◆ **Work item**: Search the data below, and report every line in which "this" occurs.

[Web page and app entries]

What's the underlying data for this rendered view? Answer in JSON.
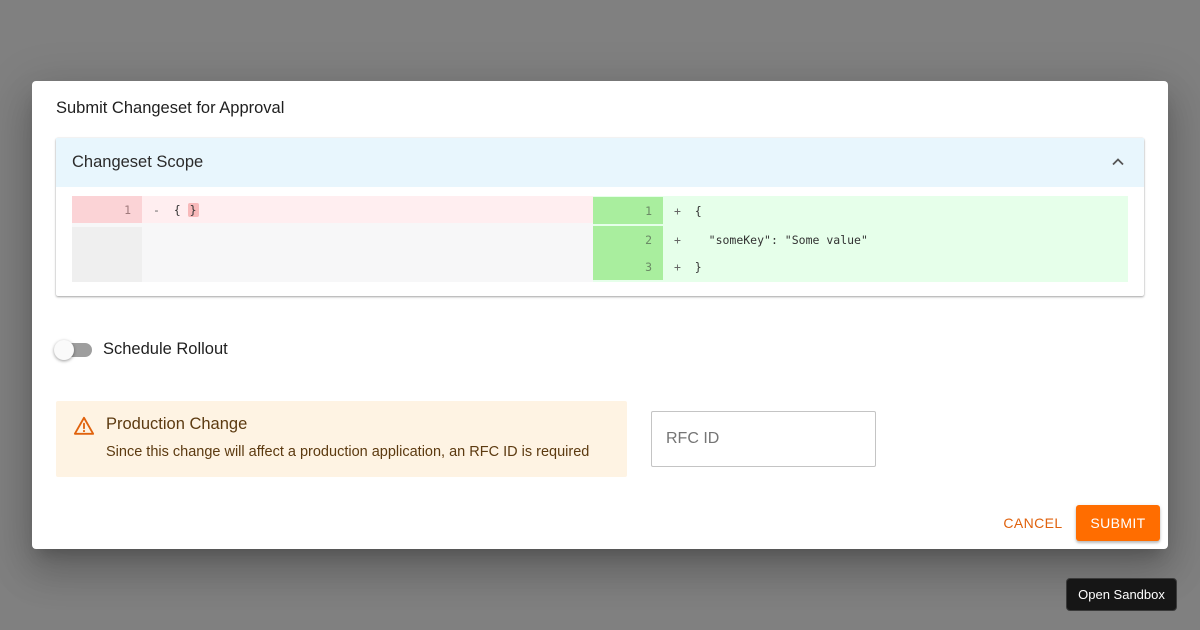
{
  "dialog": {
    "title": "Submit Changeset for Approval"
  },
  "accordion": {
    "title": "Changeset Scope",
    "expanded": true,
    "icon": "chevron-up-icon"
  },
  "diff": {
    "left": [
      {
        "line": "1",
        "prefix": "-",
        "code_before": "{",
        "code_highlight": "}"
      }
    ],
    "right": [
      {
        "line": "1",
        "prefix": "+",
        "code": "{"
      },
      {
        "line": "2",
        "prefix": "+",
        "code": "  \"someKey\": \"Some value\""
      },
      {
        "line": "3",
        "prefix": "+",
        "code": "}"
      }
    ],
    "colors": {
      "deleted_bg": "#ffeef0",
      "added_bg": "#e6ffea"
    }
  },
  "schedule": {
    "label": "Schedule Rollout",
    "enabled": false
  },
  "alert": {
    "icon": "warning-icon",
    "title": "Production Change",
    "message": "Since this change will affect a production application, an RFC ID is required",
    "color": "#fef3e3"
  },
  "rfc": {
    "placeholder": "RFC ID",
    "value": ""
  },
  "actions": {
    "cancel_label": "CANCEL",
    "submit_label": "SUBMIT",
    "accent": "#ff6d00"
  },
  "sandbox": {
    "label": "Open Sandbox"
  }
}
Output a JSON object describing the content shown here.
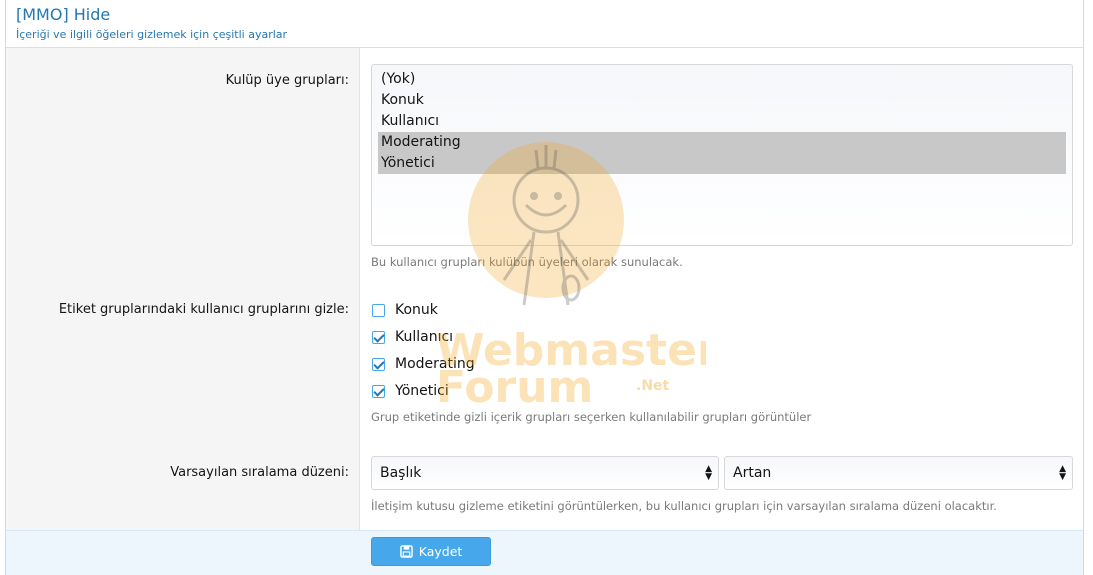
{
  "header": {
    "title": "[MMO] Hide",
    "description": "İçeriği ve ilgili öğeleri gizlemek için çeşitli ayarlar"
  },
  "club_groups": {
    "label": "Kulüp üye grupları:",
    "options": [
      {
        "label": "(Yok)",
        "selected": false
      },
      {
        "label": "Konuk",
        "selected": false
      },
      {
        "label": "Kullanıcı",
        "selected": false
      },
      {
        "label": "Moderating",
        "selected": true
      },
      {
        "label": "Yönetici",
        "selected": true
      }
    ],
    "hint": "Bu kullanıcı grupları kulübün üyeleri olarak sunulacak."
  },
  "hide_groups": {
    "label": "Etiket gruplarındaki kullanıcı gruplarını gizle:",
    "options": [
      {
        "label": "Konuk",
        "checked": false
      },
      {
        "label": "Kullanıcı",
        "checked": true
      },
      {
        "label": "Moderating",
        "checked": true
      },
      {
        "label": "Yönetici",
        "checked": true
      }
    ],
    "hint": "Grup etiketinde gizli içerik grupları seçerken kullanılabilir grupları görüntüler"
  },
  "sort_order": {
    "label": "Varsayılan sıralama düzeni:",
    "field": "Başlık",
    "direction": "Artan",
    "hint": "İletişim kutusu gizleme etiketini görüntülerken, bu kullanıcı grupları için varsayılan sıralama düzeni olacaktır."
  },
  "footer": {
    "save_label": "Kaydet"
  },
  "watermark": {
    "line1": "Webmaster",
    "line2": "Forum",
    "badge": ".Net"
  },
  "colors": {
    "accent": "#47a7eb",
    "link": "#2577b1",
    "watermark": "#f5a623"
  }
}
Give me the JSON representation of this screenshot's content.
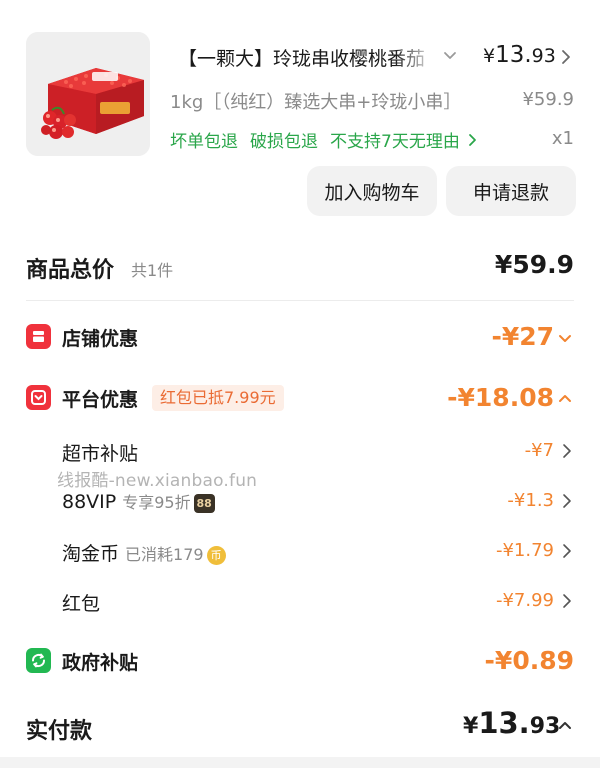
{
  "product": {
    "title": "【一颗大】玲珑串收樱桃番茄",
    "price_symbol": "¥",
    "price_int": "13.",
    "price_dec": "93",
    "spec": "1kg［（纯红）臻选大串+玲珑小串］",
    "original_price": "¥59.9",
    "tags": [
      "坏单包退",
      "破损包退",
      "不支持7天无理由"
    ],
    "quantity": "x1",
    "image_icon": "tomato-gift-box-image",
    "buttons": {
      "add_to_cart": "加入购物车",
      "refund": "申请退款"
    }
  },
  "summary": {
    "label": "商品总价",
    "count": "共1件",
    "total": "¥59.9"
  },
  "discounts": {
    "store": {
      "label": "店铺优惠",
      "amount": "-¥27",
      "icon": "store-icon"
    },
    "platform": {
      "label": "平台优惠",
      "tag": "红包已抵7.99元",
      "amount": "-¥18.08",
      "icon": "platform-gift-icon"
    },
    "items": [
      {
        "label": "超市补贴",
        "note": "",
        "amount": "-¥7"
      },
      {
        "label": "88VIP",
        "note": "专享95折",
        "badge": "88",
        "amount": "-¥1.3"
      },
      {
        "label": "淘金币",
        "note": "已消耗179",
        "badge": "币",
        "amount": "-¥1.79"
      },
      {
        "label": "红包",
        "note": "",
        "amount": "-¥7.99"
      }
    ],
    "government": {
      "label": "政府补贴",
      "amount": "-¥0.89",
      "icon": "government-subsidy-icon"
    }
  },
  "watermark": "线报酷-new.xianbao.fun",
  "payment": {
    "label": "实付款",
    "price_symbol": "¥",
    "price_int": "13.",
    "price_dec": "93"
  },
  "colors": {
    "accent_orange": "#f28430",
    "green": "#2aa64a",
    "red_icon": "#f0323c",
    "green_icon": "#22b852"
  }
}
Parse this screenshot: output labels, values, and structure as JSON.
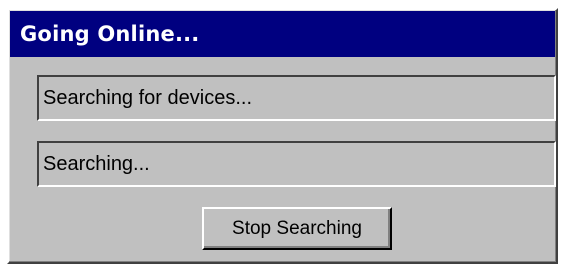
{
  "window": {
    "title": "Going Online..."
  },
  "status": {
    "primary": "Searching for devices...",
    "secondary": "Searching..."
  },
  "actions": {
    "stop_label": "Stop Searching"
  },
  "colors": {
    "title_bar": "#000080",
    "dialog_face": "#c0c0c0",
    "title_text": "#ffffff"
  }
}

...

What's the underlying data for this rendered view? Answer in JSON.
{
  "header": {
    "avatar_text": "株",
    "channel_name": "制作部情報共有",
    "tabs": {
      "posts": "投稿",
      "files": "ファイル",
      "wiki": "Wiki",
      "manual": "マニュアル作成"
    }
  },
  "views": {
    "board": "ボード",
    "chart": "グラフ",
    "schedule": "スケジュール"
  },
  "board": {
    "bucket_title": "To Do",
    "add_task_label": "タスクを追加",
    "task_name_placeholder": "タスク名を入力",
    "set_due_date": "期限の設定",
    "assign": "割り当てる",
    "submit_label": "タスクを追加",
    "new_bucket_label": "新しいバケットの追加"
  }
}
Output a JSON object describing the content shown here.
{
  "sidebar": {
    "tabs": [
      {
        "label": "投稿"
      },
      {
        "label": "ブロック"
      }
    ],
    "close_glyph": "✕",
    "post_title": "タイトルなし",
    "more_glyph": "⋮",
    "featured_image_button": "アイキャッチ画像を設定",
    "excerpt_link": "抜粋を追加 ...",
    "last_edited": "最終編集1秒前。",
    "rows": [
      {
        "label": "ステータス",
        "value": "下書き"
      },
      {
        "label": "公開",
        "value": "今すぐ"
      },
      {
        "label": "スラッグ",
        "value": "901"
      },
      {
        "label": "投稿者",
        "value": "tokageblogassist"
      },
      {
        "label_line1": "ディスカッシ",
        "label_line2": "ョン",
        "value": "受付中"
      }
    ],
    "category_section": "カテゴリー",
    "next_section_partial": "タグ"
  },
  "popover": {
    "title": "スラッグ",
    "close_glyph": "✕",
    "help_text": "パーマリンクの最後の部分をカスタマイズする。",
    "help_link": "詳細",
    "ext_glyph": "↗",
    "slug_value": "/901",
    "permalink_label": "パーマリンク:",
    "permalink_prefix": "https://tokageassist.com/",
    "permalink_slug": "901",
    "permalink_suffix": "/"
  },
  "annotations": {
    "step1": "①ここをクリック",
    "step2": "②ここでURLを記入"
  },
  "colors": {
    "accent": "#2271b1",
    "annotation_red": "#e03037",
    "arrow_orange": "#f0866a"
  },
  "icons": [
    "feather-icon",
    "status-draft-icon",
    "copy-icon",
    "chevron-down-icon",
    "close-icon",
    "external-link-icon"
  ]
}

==

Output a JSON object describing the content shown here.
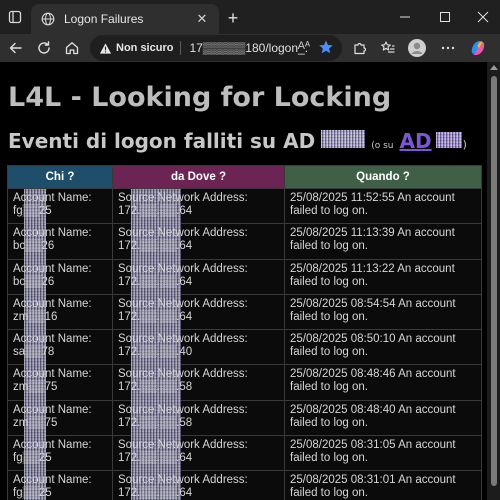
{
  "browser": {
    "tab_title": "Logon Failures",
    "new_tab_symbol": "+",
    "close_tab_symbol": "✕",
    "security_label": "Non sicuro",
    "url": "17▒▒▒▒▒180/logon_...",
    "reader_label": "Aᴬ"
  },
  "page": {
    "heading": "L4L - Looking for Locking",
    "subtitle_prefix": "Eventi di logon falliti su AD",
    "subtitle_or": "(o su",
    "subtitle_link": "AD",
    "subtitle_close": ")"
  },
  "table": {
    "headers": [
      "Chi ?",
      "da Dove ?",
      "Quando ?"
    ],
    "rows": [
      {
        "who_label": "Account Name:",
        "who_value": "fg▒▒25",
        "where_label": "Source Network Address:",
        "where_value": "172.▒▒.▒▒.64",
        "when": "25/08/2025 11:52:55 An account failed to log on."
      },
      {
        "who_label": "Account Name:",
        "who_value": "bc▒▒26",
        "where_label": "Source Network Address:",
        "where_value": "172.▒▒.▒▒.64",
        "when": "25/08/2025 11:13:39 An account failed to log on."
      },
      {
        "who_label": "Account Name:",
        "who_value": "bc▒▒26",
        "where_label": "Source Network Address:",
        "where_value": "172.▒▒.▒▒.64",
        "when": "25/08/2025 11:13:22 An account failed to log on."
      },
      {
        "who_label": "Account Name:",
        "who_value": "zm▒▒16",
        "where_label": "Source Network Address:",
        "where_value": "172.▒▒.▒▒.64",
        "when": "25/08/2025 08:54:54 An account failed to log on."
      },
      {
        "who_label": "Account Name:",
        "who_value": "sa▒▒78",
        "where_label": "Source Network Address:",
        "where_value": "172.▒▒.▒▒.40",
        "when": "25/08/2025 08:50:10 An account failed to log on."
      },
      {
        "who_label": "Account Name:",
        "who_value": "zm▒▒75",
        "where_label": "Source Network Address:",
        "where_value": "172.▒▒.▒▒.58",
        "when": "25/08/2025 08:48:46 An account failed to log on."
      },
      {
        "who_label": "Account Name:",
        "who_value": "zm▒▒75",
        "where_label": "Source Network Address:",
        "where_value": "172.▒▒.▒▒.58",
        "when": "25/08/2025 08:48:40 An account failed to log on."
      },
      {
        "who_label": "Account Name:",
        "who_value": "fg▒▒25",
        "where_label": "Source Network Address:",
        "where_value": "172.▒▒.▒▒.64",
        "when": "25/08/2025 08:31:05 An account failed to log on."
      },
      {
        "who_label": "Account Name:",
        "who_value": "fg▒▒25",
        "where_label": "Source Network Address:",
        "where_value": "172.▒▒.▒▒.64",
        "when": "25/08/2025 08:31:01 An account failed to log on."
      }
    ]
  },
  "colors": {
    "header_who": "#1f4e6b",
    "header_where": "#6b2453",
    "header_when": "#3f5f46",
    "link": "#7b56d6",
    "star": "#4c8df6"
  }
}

◆ **Answer to the problem**:
What's the underlying data for this rendered view? Answer in JSON.
    "message": "Since this change will affect a production application, an RFC ID is required",
Give me the JSON representation of this screenshot's content.
Parse this screenshot: output labels, values, and structure as JSON.
What's the underlying data for this rendered view? Answer in JSON.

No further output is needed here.